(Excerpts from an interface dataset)
------------------------------

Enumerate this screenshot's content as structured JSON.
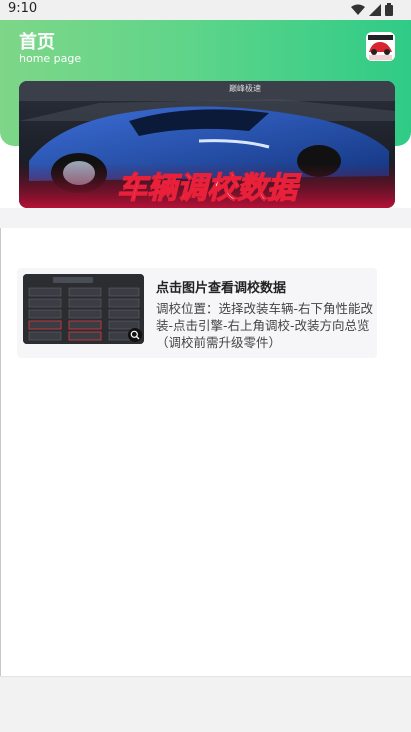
{
  "status_bar": {
    "time": "9:10"
  },
  "header": {
    "title": "首页",
    "subtitle": "home page"
  },
  "banner": {
    "caption": "车辆调校数据"
  },
  "card": {
    "title": "点击图片查看调校数据",
    "description": "调校位置：选择改装车辆-右下角性能改装-点击引擎-右上角调校-改装方向总览（调校前需升级零件）"
  },
  "colors": {
    "header_start": "#7ed688",
    "header_end": "#2fcb86",
    "banner_text_red": "#e8203a"
  }
}
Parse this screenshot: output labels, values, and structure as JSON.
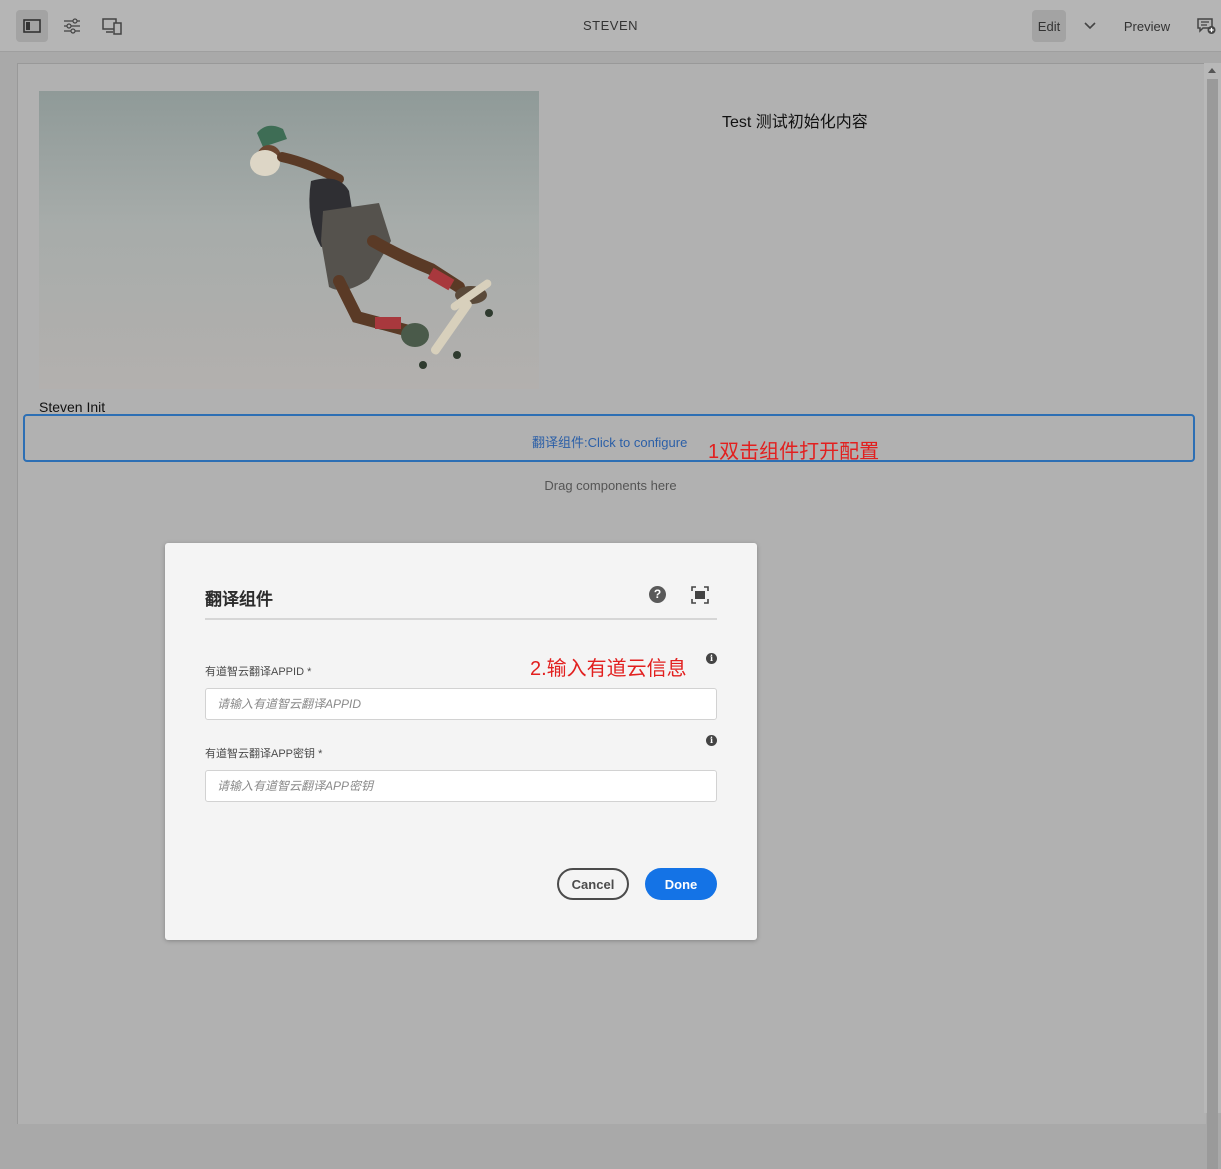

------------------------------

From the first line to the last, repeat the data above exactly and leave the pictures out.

Enumerate this screenshot's content as structured JSON.
{
  "status_bar": {
    "time": "9:10"
  },
  "header": {
    "title": "首页",
    "subtitle": "home page"
  },
  "banner": {
    "caption": "车辆调校数据"
  },
  "card": {
    "title": "点击图片查看调校数据",
    "description": "调校位置：选择改装车辆-右下角性能改装-点击引擎-右上角调校-改装方向总览（调校前需升级零件）"
  },
  "colors": {
    "header_start": "#7ed688",
    "header_end": "#2fcb86",
    "banner_text_red": "#e8203a"
  }
}
Parse this screenshot: output labels, values, and structure as JSON.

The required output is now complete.